The work proceeded smoothly with a lot of singing and laughing, despite a troublesome stump which, ignoring the shaking head that every single Malawian within earshot gave me, I brashly told the group that I could remove in a matter of minutes. Over half an hour later, with bloodied blisters from using the hoes and an ax to try to remove the offensive stump, which was not stronger than ever, I admitted defeat and went to suck on sugarcane with the rest of the group, laughing along with everyone at my own foolishness.
After conservation agriculture it was off to load and unload bricks for the new teacher house being built at the Sakata School, a useful activity which allowed us to ride on the back of a giant truck sitting atop thousands of bricks as we drove from one site to the other. Then we met up with the rest of our team and headed to Mphero Village for a ceremony commemorating the one year anniversary of the drilling of Mphero’s first successful borehole. Mphero was an extremely poor village that had always struggled with finding clean water. The villagers would often draw their water from the Naisi River, which lay beside the village. Less than a mile upstream was Naisi Prison, and every day the prison guards emptied the waste buckets from the prison into the river.
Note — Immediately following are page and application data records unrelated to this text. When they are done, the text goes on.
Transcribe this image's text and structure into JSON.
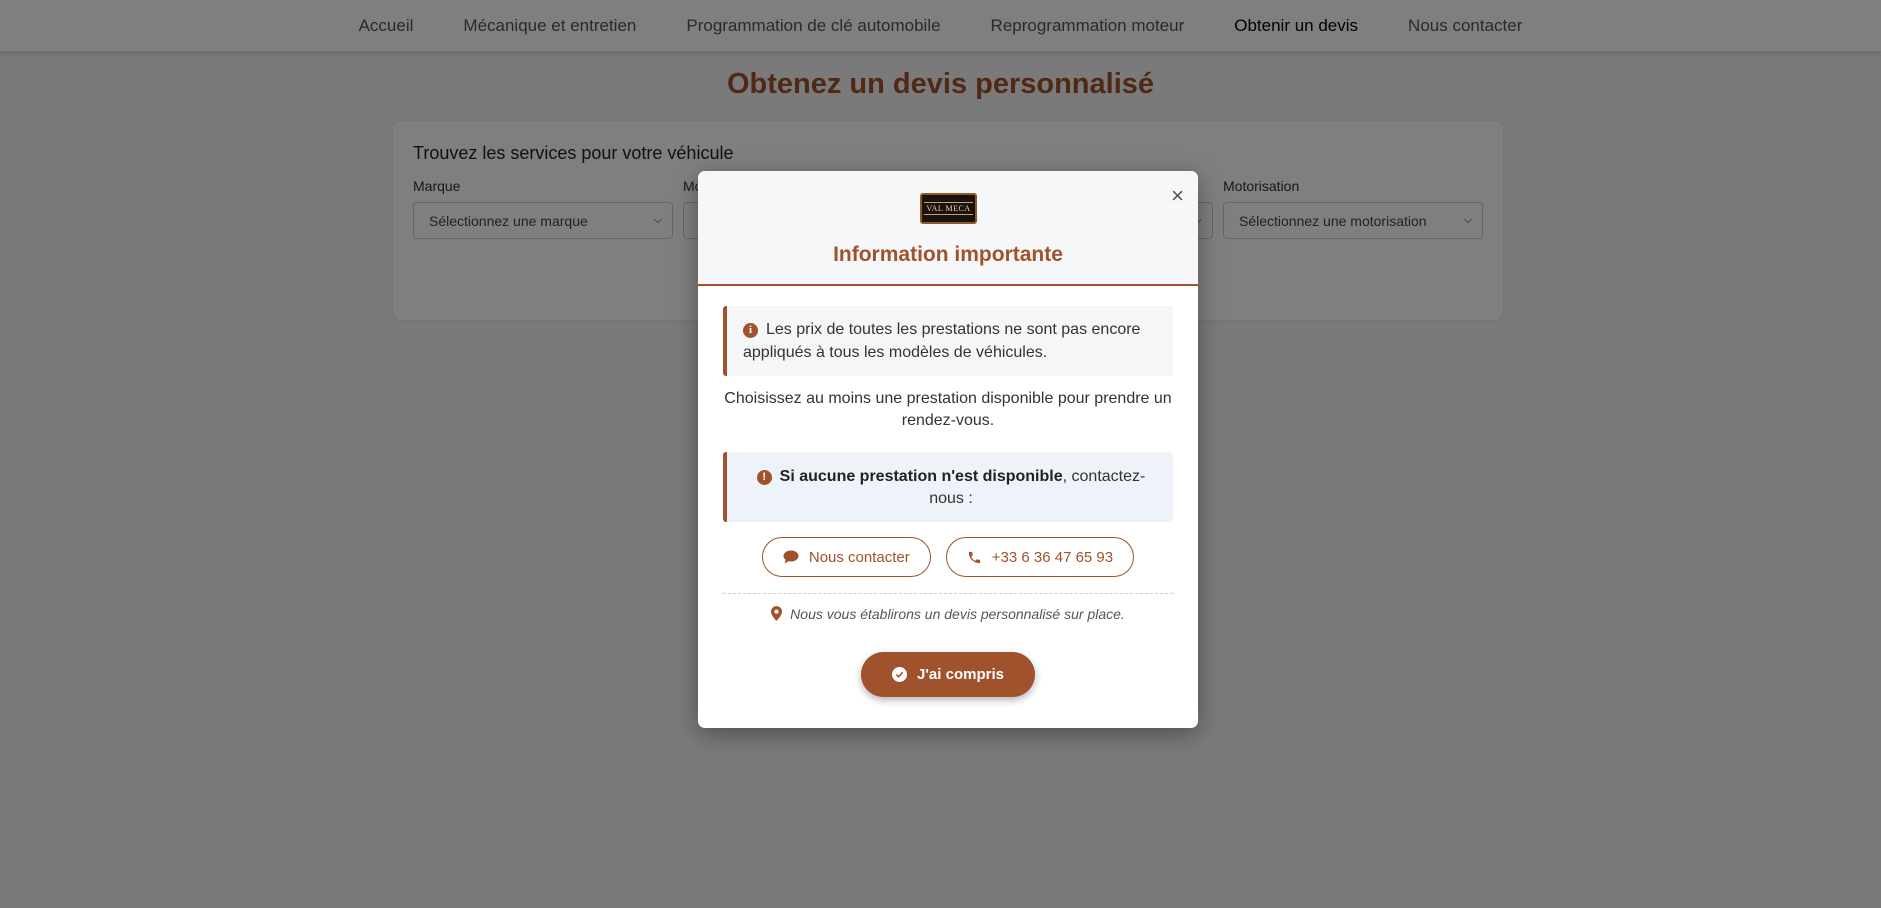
{
  "nav": {
    "items": [
      {
        "label": "Accueil"
      },
      {
        "label": "Mécanique et entretien"
      },
      {
        "label": "Programmation de clé automobile"
      },
      {
        "label": "Reprogrammation moteur"
      },
      {
        "label": "Obtenir un devis",
        "active": true
      },
      {
        "label": "Nous contacter"
      }
    ]
  },
  "page": {
    "title": "Obtenez un devis personnalisé"
  },
  "search": {
    "title": "Trouvez les services pour votre véhicule",
    "filters": [
      {
        "label": "Marque",
        "placeholder": "Sélectionnez une marque"
      },
      {
        "label": "Mo",
        "placeholder": ""
      },
      {
        "label": "",
        "placeholder": ""
      },
      {
        "label": "Motorisation",
        "placeholder": "Sélectionnez une motorisation"
      }
    ]
  },
  "modal": {
    "logo_text": "VAL MECA",
    "close": "×",
    "title": "Information importante",
    "alert1": "Les prix de toutes les prestations ne sont pas encore appliqués à tous les modèles de véhicules.",
    "prompt": "Choisissez au moins une prestation disponible pour prendre un rendez-vous.",
    "alert2_bold": "Si aucune prestation n'est disponible",
    "alert2_rest": ", contactez-nous :",
    "contact_label": "Nous contacter",
    "phone_label": "+33 6 36 47 65 93",
    "note": "Nous vous établirons un devis personnalisé sur place.",
    "confirm_label": "J'ai compris"
  },
  "colors": {
    "accent": "#a0522d",
    "overlay": "rgba(0,0,0,0.5)"
  }
}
As a result of this terribly polluted water, villagers were constantly suffering from diarrhea and many people, especially young children, were dying. That was until the Engineers Without Borders University of Delaware chapter, in partnership with VIP, built a well there last year, which provided the village with a constant, safe supply of water, even at the end of the dry season. We met under the shade of a large tree with the Chief and most of the village as we came back to the village as a team for the first time since the well had gone into operation last August. We listened as the Chief and the villagers thanked us and told us how life in Mphero had changed for the better since the drilling of the well. Diarrhea was gone from the village and no one was dying anymore from lack of the most basic necessity in life, a necessity that we all take for granted every day: clean water.
As I sat with Jordan, Isaac Mwalabu, Syndey Chikilema and Tom in the open air bed of a VIP pickup truck, the last of the quickly sinking sun warming our faces, enjoying our Mandazi and sodas that we had picked up on the way home after celebrating with the people of Mphero, I looked up at Zomba Plateau and smiled. Life was good. I was surrounded by laughter and singing, new friends and good food, enjoying the wind whipping through my hair and waving at the people we passed, secure in the knowledge that I was working for an organization that was saving lives every day.